## To do
Restate the following entries exactly, including every line.

Source records
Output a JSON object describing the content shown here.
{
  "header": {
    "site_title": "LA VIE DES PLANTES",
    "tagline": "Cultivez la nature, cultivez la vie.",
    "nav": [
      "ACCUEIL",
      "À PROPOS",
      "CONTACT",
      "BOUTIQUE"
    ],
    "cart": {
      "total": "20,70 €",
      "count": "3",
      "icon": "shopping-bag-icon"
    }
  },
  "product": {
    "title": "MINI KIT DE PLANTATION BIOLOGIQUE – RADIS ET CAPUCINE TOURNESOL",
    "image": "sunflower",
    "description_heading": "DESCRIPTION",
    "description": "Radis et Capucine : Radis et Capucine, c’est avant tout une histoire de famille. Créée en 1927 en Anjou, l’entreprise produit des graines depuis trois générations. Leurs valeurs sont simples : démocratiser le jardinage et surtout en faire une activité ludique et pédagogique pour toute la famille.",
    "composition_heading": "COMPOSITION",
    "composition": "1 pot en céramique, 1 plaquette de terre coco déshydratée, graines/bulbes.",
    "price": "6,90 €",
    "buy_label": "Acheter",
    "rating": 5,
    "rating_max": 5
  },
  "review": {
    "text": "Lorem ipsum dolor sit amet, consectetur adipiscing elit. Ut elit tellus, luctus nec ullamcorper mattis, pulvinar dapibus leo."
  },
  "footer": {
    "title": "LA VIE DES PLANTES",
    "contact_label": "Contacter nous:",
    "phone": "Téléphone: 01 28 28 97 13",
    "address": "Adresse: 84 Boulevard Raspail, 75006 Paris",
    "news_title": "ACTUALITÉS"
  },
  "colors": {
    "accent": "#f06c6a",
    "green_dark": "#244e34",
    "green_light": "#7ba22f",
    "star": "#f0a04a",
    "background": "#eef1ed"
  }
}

## Solution for this exercise
Output a JSON object describing the content shown here.
{
  "header": {
    "site_title": "LA VIE DES PLANTES",
    "tagline": "Cultivez la nature, cultivez la vie.",
    "nav": [
      "ACCUEIL",
      "À PROPOS",
      "CONTACT",
      "BOUTIQUE"
    ],
    "cart": {
      "total": "20,70 €",
      "count": "3",
      "icon": "shopping-bag-icon"
    }
  },
  "product": {
    "title": "MINI KIT DE PLANTATION BIOLOGIQUE – RADIS ET CAPUCINE TOURNESOL",
    "image": "sunflower",
    "description_heading": "DESCRIPTION",
    "description": "Radis et Capucine : Radis et Capucine, c’est avant tout une histoire de famille. Créée en 1927 en Anjou, l’entreprise produit des graines depuis trois générations. Leurs valeurs sont simples : démocratiser le jardinage et surtout en faire une activité ludique et pédagogique pour toute la famille.",
    "composition_heading": "COMPOSITION",
    "composition": "1 pot en céramique, 1 plaquette de terre coco déshydratée, graines/bulbes.",
    "price": "6,90 €",
    "buy_label": "Acheter",
    "rating": 5,
    "rating_max": 5
  },
  "review": {
    "text": "Lorem ipsum dolor sit amet, consectetur adipiscing elit. Ut elit tellus, luctus nec ullamcorper mattis, pulvinar dapibus leo."
  },
  "footer": {
    "title": "LA VIE DES PLANTES",
    "contact_label": "Contacter nous:",
    "phone": "Téléphone: 01 28 28 97 13",
    "address": "Adresse: 84 Boulevard Raspail, 75006 Paris",
    "news_title": "ACTUALITÉS"
  },
  "colors": {
    "accent": "#f06c6a",
    "green_dark": "#244e34",
    "green_light": "#7ba22f",
    "star": "#f0a04a",
    "background": "#eef1ed"
  }
}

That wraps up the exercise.